Second, we are not to accuse God of being unfair because he has elected some and not others. I know it is a very poor illustration, but humans function on the principle of election in the way they interact with others because at times they give something to one person that is withheld from others, not because they are being unfair but for other reasons. A biblical example is Joseph and his brothers. Was Joseph obliged to show them favour after they had sinned against him? The answer is no. It was within Joseph’s sovereign control to show mercy to as many of them as he wished. The difficulty we often have is that we assume that sinful humans have rights, and that the Lord is bound to respect those rights. One of the real problems in the church today is that we no longer really believe that no-one deserves salvation.
Thirdly, we are not to regard God as being arbitrary or indifferent in his method of election. The fact that we cannot see a reason for God choosing some and not others does not mean that there is not a reason. God does everything after the counsel of his own will, and all that he does is marked by love and wisdom.

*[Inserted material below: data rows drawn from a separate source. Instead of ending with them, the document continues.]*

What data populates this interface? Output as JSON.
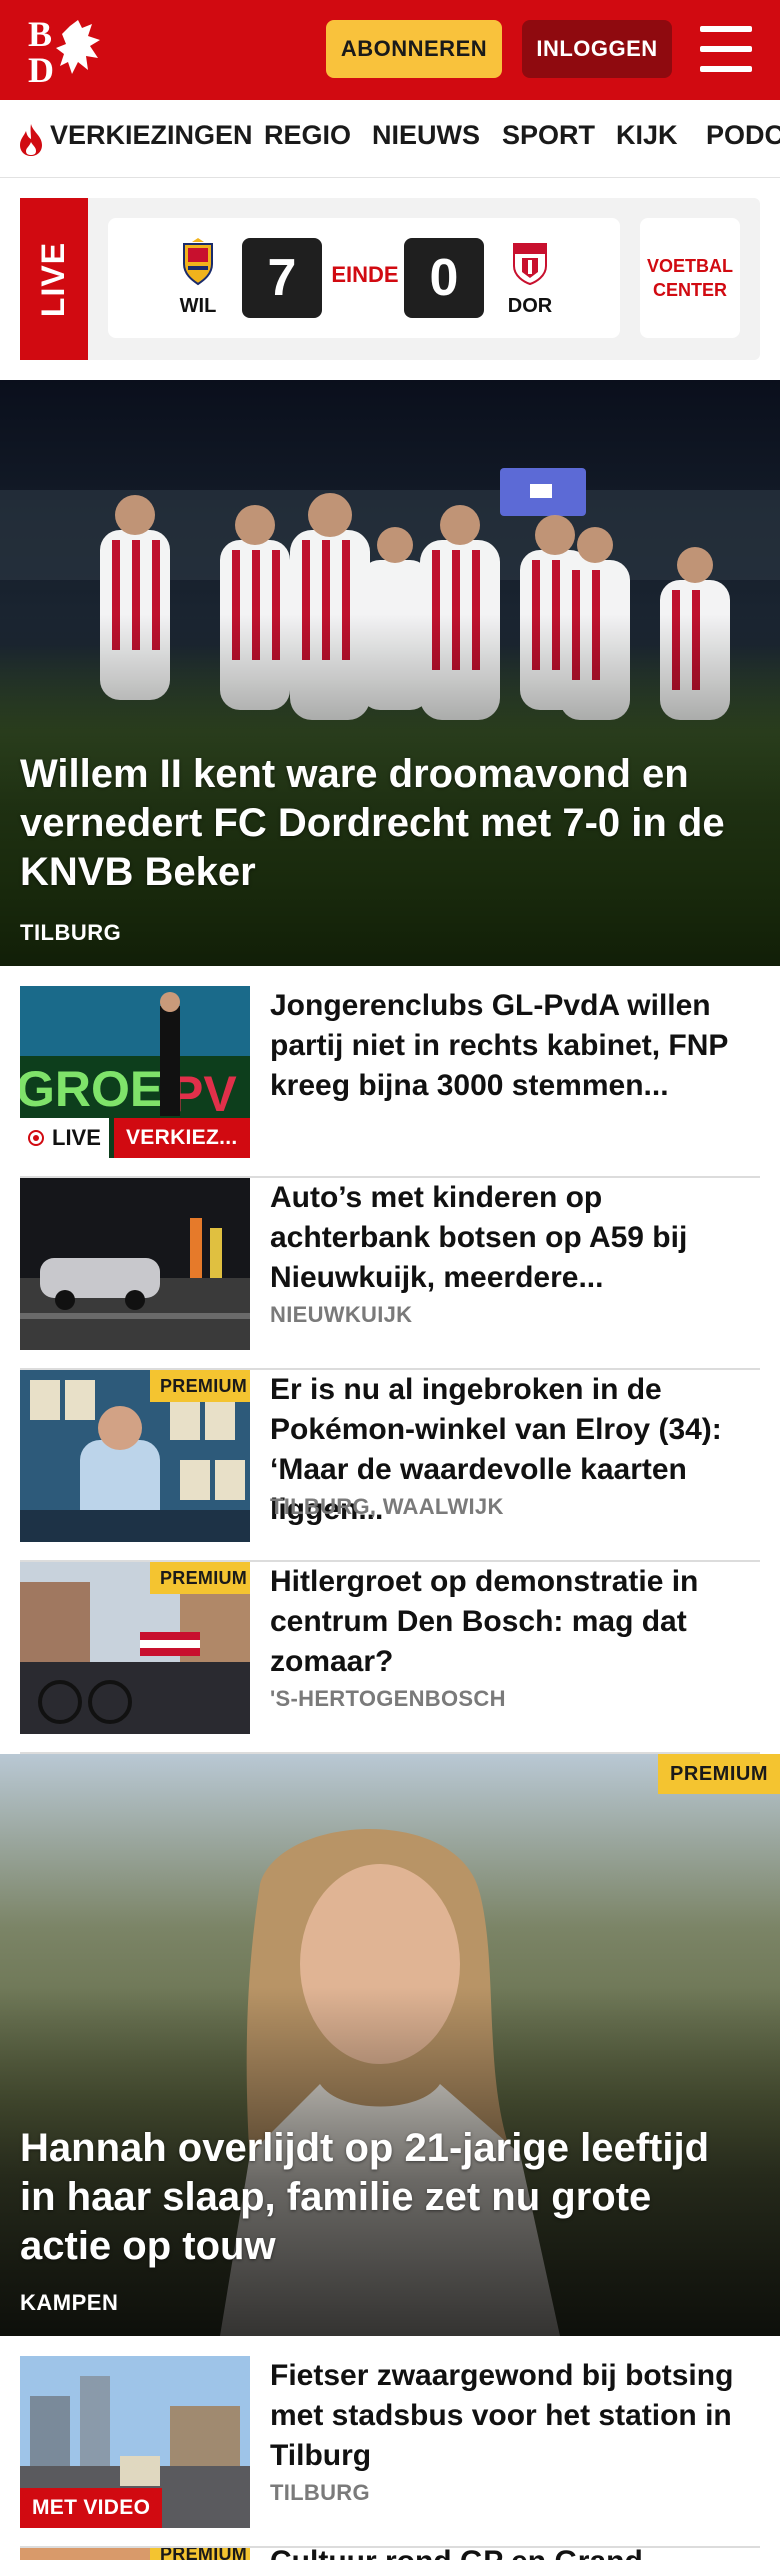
{
  "header": {
    "logo_text": "BD",
    "subscribe_label": "ABONNEREN",
    "login_label": "INLOGGEN",
    "menu_icon": "hamburger-menu-icon"
  },
  "nav": {
    "items": [
      "VERKIEZINGEN",
      "REGIO",
      "NIEUWS",
      "SPORT",
      "KIJK",
      "PODC"
    ],
    "first_item_icon": "flame-icon"
  },
  "live_match": {
    "badge": "LIVE",
    "home_team": "WIL",
    "away_team": "DOR",
    "home_score": "7",
    "away_score": "0",
    "status": "EINDE",
    "center_link": "VOETBAL CENTER"
  },
  "hero1": {
    "title": "Willem II kent ware droomavond en vernedert FC Dordrecht met 7-0 in de KNVB Beker",
    "location": "TILBURG"
  },
  "articles": [
    {
      "title": "Jongerenclubs GL-PvdA willen partij niet in rechts kabinet, FNP kreeg bijna 3000 stemmen...",
      "location": "",
      "live_label": "LIVE",
      "category_label": "VERKIEZ..."
    },
    {
      "title": "Auto’s met kinderen op achterbank botsen op A59 bij Nieuwkuijk, meerdere...",
      "location": "NIEUWKUIJK"
    },
    {
      "title": "Er is nu al ingebroken in de Poké­mon-winkel van Elroy (34): ‘Maar de waardevolle kaarten liggen...",
      "location": "TILBURG, WAALWIJK",
      "premium_label": "PREMIUM"
    },
    {
      "title": "Hitlergroet op demonstratie in centrum Den Bosch: mag dat zomaar?",
      "location": "'S-HERTOGENBOSCH",
      "premium_label": "PREMIUM"
    }
  ],
  "hero2": {
    "title": "Hannah overlijdt op 21-jarige leeftijd in haar slaap, familie zet nu grote actie op touw",
    "location": "KAMPEN",
    "premium_label": "PREMIUM"
  },
  "articles2": [
    {
      "title": "Fietser zwaargewond bij botsing met stadsbus voor het station in Tilburg",
      "location": "TILBURG",
      "video_label": "MET VIDEO"
    },
    {
      "title": "Cultuur rond GP en Grand...",
      "location": "",
      "premium_label": "PREMIUM"
    }
  ],
  "colors": {
    "brand_red": "#d10a11",
    "premium_yellow": "#f4c430",
    "subscribe_yellow": "#f9c23c",
    "login_dark_red": "#8f0a0f"
  }
}
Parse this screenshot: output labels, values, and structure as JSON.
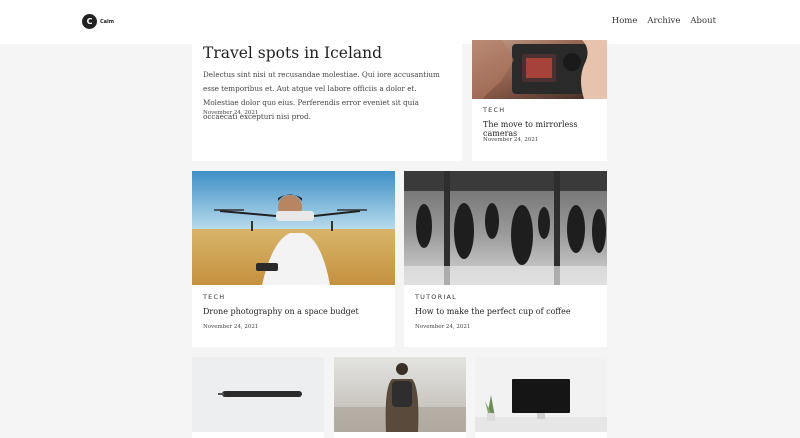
{
  "brand": {
    "logo_letter": "C",
    "name": "Calm"
  },
  "nav": {
    "items": [
      "Home",
      "Archive",
      "About"
    ]
  },
  "featured": {
    "title": "Travel spots in Iceland",
    "excerpt": "Delectus sint nisi ut recusandae molestiae. Qui iore accusantium esse temporibus et. Aut atque vel labore officiis a dolor et. Molestiae dolor quo eius. Perferendis error eveniet sit quia occaecati excepturi nisi prod.",
    "date": "November 24, 2021"
  },
  "posts": [
    {
      "category": "TECH",
      "title": "The move to mirrorless cameras",
      "date": "November 24, 2021",
      "image": "camera-photo"
    },
    {
      "category": "TECH",
      "title": "Drone photography on a space budget",
      "date": "November 24, 2021",
      "image": "drone-photo"
    },
    {
      "category": "TUTORIAL",
      "title": "How to make the perfect cup of coffee",
      "date": "November 24, 2021",
      "image": "crowd-photo"
    }
  ],
  "bottom_images": [
    "pen-photo",
    "hiker-photo",
    "desk-photo"
  ],
  "colors": {
    "page_bg": "#f5f5f5",
    "card_bg": "#ffffff",
    "text": "#222222"
  }
}
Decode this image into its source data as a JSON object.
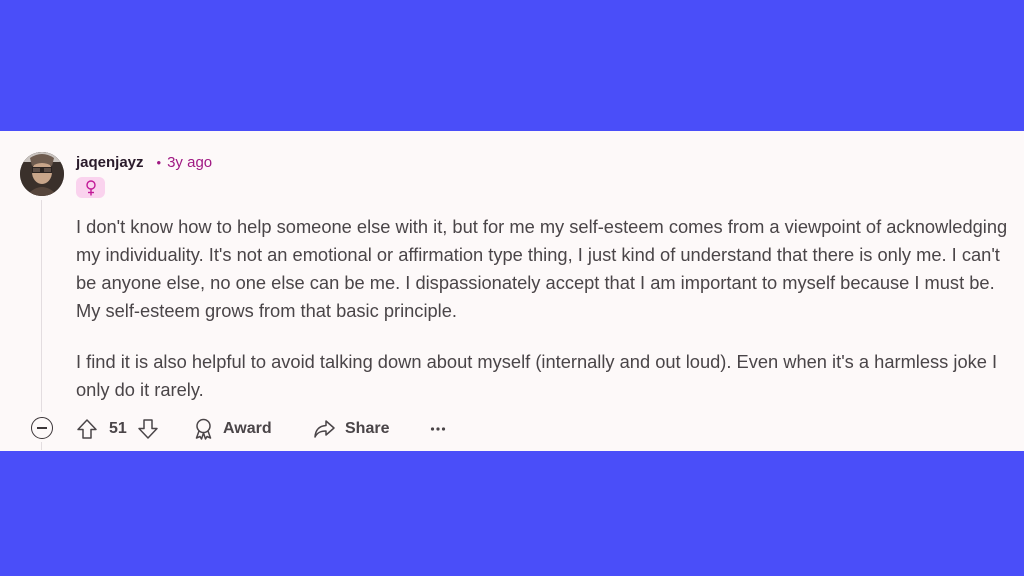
{
  "colors": {
    "background": "#4a4ef9",
    "card": "#fdf9f9",
    "username": "#2a1b2b",
    "timestamp": "#a01983",
    "flair_bg": "#fad3ee",
    "flair_icon": "#c21997",
    "body_text": "#4a4548"
  },
  "comment": {
    "username": "jaqenjayz",
    "separator": "•",
    "timestamp": "3y ago",
    "flair_icon": "female-symbol-icon",
    "paragraphs": [
      "I don't know how to help someone else with it, but for me my self-esteem comes from a viewpoint of acknowledging my individuality. It's not an emotional or affirmation type thing, I just kind of understand that there is only me. I can't be anyone else, no one else can be me. I dispassionately accept that I am important to myself because I must be. My self-esteem grows from that basic principle.",
      "I find it is also helpful to avoid talking down about myself (internally and out loud). Even when it's a harmless joke I only do it rarely."
    ]
  },
  "actions": {
    "collapse_icon": "minus-circle-icon",
    "upvote_icon": "arrow-up-icon",
    "vote_count": "51",
    "downvote_icon": "arrow-down-icon",
    "award_icon": "award-ribbon-icon",
    "award_label": "Award",
    "share_icon": "share-arrow-icon",
    "share_label": "Share",
    "more_icon": "ellipsis-icon"
  }
}
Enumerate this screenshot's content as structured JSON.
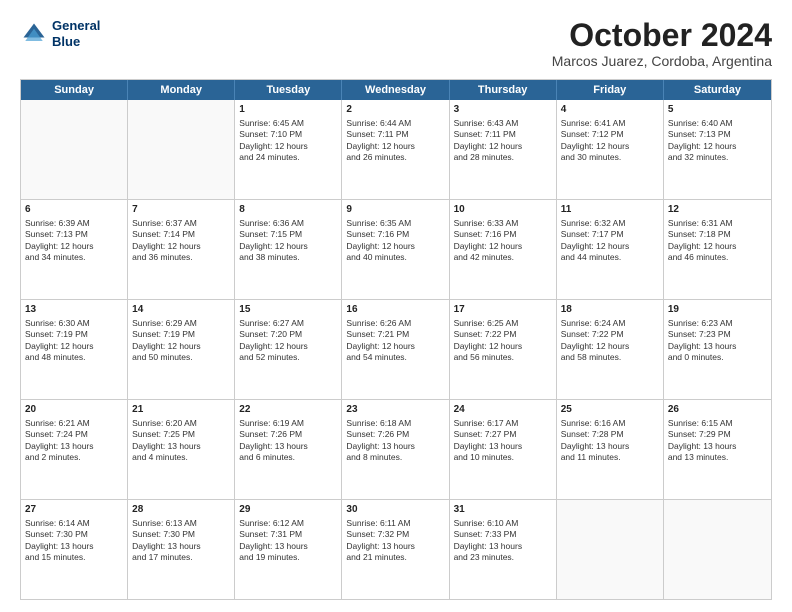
{
  "header": {
    "logo_line1": "General",
    "logo_line2": "Blue",
    "title": "October 2024",
    "subtitle": "Marcos Juarez, Cordoba, Argentina"
  },
  "calendar": {
    "days_of_week": [
      "Sunday",
      "Monday",
      "Tuesday",
      "Wednesday",
      "Thursday",
      "Friday",
      "Saturday"
    ],
    "weeks": [
      [
        {
          "day": "",
          "content": ""
        },
        {
          "day": "",
          "content": ""
        },
        {
          "day": "1",
          "content": "Sunrise: 6:45 AM\nSunset: 7:10 PM\nDaylight: 12 hours\nand 24 minutes."
        },
        {
          "day": "2",
          "content": "Sunrise: 6:44 AM\nSunset: 7:11 PM\nDaylight: 12 hours\nand 26 minutes."
        },
        {
          "day": "3",
          "content": "Sunrise: 6:43 AM\nSunset: 7:11 PM\nDaylight: 12 hours\nand 28 minutes."
        },
        {
          "day": "4",
          "content": "Sunrise: 6:41 AM\nSunset: 7:12 PM\nDaylight: 12 hours\nand 30 minutes."
        },
        {
          "day": "5",
          "content": "Sunrise: 6:40 AM\nSunset: 7:13 PM\nDaylight: 12 hours\nand 32 minutes."
        }
      ],
      [
        {
          "day": "6",
          "content": "Sunrise: 6:39 AM\nSunset: 7:13 PM\nDaylight: 12 hours\nand 34 minutes."
        },
        {
          "day": "7",
          "content": "Sunrise: 6:37 AM\nSunset: 7:14 PM\nDaylight: 12 hours\nand 36 minutes."
        },
        {
          "day": "8",
          "content": "Sunrise: 6:36 AM\nSunset: 7:15 PM\nDaylight: 12 hours\nand 38 minutes."
        },
        {
          "day": "9",
          "content": "Sunrise: 6:35 AM\nSunset: 7:16 PM\nDaylight: 12 hours\nand 40 minutes."
        },
        {
          "day": "10",
          "content": "Sunrise: 6:33 AM\nSunset: 7:16 PM\nDaylight: 12 hours\nand 42 minutes."
        },
        {
          "day": "11",
          "content": "Sunrise: 6:32 AM\nSunset: 7:17 PM\nDaylight: 12 hours\nand 44 minutes."
        },
        {
          "day": "12",
          "content": "Sunrise: 6:31 AM\nSunset: 7:18 PM\nDaylight: 12 hours\nand 46 minutes."
        }
      ],
      [
        {
          "day": "13",
          "content": "Sunrise: 6:30 AM\nSunset: 7:19 PM\nDaylight: 12 hours\nand 48 minutes."
        },
        {
          "day": "14",
          "content": "Sunrise: 6:29 AM\nSunset: 7:19 PM\nDaylight: 12 hours\nand 50 minutes."
        },
        {
          "day": "15",
          "content": "Sunrise: 6:27 AM\nSunset: 7:20 PM\nDaylight: 12 hours\nand 52 minutes."
        },
        {
          "day": "16",
          "content": "Sunrise: 6:26 AM\nSunset: 7:21 PM\nDaylight: 12 hours\nand 54 minutes."
        },
        {
          "day": "17",
          "content": "Sunrise: 6:25 AM\nSunset: 7:22 PM\nDaylight: 12 hours\nand 56 minutes."
        },
        {
          "day": "18",
          "content": "Sunrise: 6:24 AM\nSunset: 7:22 PM\nDaylight: 12 hours\nand 58 minutes."
        },
        {
          "day": "19",
          "content": "Sunrise: 6:23 AM\nSunset: 7:23 PM\nDaylight: 13 hours\nand 0 minutes."
        }
      ],
      [
        {
          "day": "20",
          "content": "Sunrise: 6:21 AM\nSunset: 7:24 PM\nDaylight: 13 hours\nand 2 minutes."
        },
        {
          "day": "21",
          "content": "Sunrise: 6:20 AM\nSunset: 7:25 PM\nDaylight: 13 hours\nand 4 minutes."
        },
        {
          "day": "22",
          "content": "Sunrise: 6:19 AM\nSunset: 7:26 PM\nDaylight: 13 hours\nand 6 minutes."
        },
        {
          "day": "23",
          "content": "Sunrise: 6:18 AM\nSunset: 7:26 PM\nDaylight: 13 hours\nand 8 minutes."
        },
        {
          "day": "24",
          "content": "Sunrise: 6:17 AM\nSunset: 7:27 PM\nDaylight: 13 hours\nand 10 minutes."
        },
        {
          "day": "25",
          "content": "Sunrise: 6:16 AM\nSunset: 7:28 PM\nDaylight: 13 hours\nand 11 minutes."
        },
        {
          "day": "26",
          "content": "Sunrise: 6:15 AM\nSunset: 7:29 PM\nDaylight: 13 hours\nand 13 minutes."
        }
      ],
      [
        {
          "day": "27",
          "content": "Sunrise: 6:14 AM\nSunset: 7:30 PM\nDaylight: 13 hours\nand 15 minutes."
        },
        {
          "day": "28",
          "content": "Sunrise: 6:13 AM\nSunset: 7:30 PM\nDaylight: 13 hours\nand 17 minutes."
        },
        {
          "day": "29",
          "content": "Sunrise: 6:12 AM\nSunset: 7:31 PM\nDaylight: 13 hours\nand 19 minutes."
        },
        {
          "day": "30",
          "content": "Sunrise: 6:11 AM\nSunset: 7:32 PM\nDaylight: 13 hours\nand 21 minutes."
        },
        {
          "day": "31",
          "content": "Sunrise: 6:10 AM\nSunset: 7:33 PM\nDaylight: 13 hours\nand 23 minutes."
        },
        {
          "day": "",
          "content": ""
        },
        {
          "day": "",
          "content": ""
        }
      ]
    ]
  }
}
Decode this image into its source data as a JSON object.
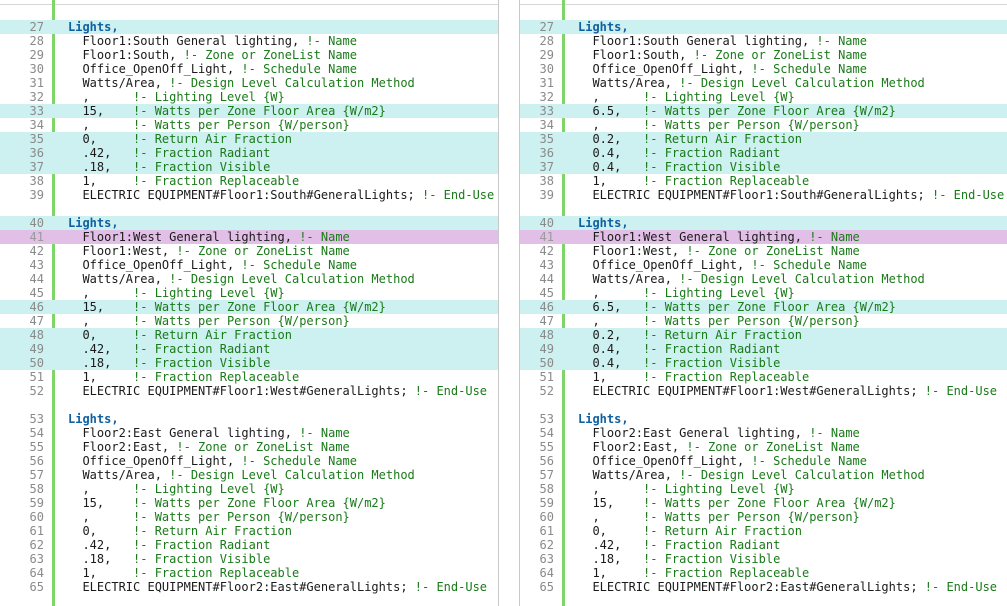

According to Harold Hoehner, the verb is in the middle voice, which indicates personal interest, and so points to God’s choosing ‘with great personal interest rather than a random impersonal choice’. It is evident, since they are chosen to be holy, that they were regarded as unholy when they were chosen. Therefore, says Hoehner,‘the real problem is not why he had chosen some, but why he chose any.’
Fourth, we are not to imagine that God has only elected a small number. At the end of the day, heaven will be populated by a number that no-one can count (Rev. 7:9).
Fifth, we are not to think that there is an inconsistency between divine election and the gospel offer of salvation. Election guarantees the success of the gospel.